This is literally Jesus teaching us to let go and let God have first place, in all things. The impatience we have with others and situations are due to our lack of control or inability to control our personal situation to our liking. If God is in control, then we need to approach life in that manner.
He has this situation and may this be our prayer…
“Lord help me to submit to your plan, may my plans all be part of your plan, and may my response show forth that I am trusting you…..”
Tribulation is never easy; we live in the wealthiest nation in the world. We are called the “First World” as to living conditions. We do not live with the problems of Third World nations: hunger, poverty, and sickness without help. In light of our current tribulation, may we show trust in God and exercise patience with others, especially with those who are in close quarters.
Being constant in prayer is a call to be a person of prayer. This is not abnormal for Christians, but rather the standard. It shouts to all involved that Jesus is in charge and that we are dependent upon him.
We are also reminded of this in I Thessalonians 5:17-18,
“ Pray without ceasing, give thanks in all circumstances, for this is the will of God in Christ Jesus for you.”
When we pray, we are saying to God, “I am submitting to you, help me in my time of need.”
In Psalms 14, we are told, “the fool has said in his heart, there is no god,” when we fail to trust God in prayer, we are agreeing with the fool. Prayer is best in simple form, with direct requests and with thanksgiving while praying, Thy will be done.

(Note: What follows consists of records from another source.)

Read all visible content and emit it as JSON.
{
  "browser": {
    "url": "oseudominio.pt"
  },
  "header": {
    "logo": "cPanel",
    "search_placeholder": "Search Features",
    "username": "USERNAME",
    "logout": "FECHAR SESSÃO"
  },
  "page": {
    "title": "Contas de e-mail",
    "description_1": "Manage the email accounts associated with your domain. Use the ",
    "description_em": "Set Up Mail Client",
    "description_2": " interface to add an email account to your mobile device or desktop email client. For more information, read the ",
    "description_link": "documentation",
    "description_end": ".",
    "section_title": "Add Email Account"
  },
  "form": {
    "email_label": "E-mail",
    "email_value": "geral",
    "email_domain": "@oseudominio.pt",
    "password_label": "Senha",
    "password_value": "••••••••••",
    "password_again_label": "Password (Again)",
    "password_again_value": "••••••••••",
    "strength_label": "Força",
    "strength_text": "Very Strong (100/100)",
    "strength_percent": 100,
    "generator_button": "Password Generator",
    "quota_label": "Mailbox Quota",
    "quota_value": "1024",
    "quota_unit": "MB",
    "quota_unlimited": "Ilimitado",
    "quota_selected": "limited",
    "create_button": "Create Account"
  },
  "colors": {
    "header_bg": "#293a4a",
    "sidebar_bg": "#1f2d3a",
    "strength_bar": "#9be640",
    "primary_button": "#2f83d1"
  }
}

Last but not least today, “Contribute to the needs of the saints and seek to show hospitality.” Seek out each other in our church through phone, email, Facebook, Skype/Facetime or for a few, over the fence. Encourage one another and seek to help those who are in need.
May the blessings of Jesus overflow among us.
Posted on Sat, March 28, 2020
by Joseph Crump